3. Preparation for and participation in class discussion. Several classes will include a series of questions related to one or more article assigned for that day.
4. Short presentation and written assignment. Students specifically designated to present on a given date will also hand in a 1-2 page paper answering the assigned question specific to the article(s) discussed in class.
5. Two written assignments of 3-5-pages. The first assignment applies the Gender Justice Framework to a gender justice program in India and the second addresses stakeholders’ views and perspectives on the Supreme Court ruling on partial birth abortion.
Please see the course Session for a full list of dates and items for this course.
Academic Ethics Code
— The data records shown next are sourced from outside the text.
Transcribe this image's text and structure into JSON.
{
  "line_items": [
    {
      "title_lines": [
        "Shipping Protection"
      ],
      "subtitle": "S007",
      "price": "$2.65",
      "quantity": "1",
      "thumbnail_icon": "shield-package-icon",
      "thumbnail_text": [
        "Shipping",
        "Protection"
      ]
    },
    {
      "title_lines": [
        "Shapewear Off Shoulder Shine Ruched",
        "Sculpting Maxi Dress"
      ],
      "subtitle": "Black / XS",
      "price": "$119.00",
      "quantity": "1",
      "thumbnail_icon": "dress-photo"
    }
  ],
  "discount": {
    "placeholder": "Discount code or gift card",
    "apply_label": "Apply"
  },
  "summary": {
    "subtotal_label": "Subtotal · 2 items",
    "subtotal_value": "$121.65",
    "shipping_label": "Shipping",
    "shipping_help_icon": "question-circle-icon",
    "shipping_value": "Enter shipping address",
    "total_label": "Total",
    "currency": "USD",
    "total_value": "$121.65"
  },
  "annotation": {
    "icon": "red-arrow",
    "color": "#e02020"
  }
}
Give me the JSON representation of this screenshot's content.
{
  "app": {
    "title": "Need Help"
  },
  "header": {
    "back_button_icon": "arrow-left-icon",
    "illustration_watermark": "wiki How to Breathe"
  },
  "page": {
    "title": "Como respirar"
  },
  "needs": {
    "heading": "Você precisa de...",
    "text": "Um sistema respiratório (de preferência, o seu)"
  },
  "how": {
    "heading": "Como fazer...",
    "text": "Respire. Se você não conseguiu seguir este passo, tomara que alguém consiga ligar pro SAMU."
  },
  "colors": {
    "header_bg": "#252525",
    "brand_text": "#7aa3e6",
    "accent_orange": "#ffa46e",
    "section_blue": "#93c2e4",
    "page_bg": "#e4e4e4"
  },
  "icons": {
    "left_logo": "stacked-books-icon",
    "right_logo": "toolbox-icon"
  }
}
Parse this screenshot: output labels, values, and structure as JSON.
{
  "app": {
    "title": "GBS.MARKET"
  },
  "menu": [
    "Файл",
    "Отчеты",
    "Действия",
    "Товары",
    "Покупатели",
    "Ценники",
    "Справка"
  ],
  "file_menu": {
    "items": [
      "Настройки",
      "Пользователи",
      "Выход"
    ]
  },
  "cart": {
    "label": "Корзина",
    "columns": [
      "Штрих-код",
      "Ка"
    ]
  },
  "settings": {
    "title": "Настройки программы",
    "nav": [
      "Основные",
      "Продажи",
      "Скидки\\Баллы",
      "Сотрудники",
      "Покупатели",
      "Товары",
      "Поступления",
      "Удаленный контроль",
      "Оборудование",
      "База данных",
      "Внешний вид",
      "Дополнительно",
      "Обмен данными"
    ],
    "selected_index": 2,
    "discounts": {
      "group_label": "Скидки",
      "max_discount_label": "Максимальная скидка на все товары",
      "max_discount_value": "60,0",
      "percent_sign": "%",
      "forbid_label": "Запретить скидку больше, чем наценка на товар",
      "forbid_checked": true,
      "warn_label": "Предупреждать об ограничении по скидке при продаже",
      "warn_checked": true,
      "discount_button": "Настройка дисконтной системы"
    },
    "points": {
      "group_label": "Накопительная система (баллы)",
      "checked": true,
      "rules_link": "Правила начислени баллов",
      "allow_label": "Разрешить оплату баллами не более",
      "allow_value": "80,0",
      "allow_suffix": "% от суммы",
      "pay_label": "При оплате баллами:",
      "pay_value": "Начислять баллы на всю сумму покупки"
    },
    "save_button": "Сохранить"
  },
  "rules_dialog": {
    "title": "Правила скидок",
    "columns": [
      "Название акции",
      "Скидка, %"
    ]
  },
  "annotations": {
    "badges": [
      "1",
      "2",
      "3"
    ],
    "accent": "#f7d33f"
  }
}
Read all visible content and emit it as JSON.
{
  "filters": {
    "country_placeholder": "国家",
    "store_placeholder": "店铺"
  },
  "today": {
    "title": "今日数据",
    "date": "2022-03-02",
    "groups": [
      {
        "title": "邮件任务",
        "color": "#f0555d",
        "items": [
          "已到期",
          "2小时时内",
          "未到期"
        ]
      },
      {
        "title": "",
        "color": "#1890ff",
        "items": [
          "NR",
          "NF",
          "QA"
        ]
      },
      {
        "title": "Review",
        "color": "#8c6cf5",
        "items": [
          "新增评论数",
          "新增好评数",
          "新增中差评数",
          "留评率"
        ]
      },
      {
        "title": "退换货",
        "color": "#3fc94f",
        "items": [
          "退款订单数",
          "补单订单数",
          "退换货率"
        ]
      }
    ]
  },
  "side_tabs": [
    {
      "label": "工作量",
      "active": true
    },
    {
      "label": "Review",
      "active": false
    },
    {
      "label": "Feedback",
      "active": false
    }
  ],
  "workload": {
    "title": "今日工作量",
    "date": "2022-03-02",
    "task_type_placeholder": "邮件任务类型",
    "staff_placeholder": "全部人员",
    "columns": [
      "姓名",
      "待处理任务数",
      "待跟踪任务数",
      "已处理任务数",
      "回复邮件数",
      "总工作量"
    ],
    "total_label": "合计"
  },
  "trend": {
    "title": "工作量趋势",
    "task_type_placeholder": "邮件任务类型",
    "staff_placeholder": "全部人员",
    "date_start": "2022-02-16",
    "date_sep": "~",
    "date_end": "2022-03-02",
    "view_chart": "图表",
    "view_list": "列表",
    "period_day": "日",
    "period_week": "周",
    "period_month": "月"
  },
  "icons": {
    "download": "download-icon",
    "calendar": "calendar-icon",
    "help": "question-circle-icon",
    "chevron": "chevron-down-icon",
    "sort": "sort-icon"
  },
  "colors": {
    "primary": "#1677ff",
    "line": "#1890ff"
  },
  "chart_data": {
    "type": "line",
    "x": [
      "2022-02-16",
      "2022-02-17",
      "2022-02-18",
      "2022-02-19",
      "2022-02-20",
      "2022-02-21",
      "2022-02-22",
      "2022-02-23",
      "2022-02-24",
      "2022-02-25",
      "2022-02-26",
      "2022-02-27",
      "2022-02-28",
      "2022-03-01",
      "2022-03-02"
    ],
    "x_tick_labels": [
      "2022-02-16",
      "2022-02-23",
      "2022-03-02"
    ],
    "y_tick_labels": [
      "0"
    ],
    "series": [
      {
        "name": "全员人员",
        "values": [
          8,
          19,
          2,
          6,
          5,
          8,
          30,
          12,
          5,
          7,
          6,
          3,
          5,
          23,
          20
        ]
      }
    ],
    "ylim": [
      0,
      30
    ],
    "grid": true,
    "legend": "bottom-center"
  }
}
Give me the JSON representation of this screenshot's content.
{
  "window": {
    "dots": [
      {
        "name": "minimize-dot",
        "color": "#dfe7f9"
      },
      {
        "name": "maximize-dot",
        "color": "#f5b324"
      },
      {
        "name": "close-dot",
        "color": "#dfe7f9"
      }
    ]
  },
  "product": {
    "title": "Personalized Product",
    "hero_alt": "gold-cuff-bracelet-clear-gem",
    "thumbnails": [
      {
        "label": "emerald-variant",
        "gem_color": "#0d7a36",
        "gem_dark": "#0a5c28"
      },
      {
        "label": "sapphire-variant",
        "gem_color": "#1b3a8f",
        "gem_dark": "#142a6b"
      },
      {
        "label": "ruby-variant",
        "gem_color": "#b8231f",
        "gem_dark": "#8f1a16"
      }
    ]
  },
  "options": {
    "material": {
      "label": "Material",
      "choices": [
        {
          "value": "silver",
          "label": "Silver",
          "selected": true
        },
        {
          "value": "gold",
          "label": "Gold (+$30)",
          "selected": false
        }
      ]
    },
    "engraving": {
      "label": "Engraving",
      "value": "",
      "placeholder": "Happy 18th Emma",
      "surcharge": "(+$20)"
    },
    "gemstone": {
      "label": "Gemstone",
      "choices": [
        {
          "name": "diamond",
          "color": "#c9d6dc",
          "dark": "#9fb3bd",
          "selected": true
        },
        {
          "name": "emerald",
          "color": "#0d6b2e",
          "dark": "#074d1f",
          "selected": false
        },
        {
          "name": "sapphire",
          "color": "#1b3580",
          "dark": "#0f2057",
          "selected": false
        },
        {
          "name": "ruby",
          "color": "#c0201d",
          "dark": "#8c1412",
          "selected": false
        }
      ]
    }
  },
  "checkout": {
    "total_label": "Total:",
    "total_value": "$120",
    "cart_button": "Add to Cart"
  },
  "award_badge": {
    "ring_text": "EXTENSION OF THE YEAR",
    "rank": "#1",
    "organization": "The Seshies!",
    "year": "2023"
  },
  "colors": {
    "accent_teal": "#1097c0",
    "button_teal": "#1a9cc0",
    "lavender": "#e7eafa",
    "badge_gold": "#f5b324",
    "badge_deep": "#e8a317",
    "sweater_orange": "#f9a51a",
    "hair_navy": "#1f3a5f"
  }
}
Students enrolled in the Bloomberg School of Public Health of The Johns Hopkins University assume an obligation to conduct themselves in a manner appropriate to the University's mission as an institution of higher education. A student is obligated to refrain from acts which he or she knows, or under the circumstances has reason to know, impair the academic integrity of the University. Violations of academic integrity include, but are not limited to: cheating; plagiarism; knowingly furnishing false information to any agent of the University for inclusion in the academic record; violation of the rights and welfare of animal or human subjects in research; and misconduct as a member of either School or University committees or recognized groups or organizations.
Disability Support ServicesIf you are a student with a documented disability who requires an academic accommodation, please contact the Office of Student Life Services at 410-955-3034 or via email at firstname.lastname@example.org.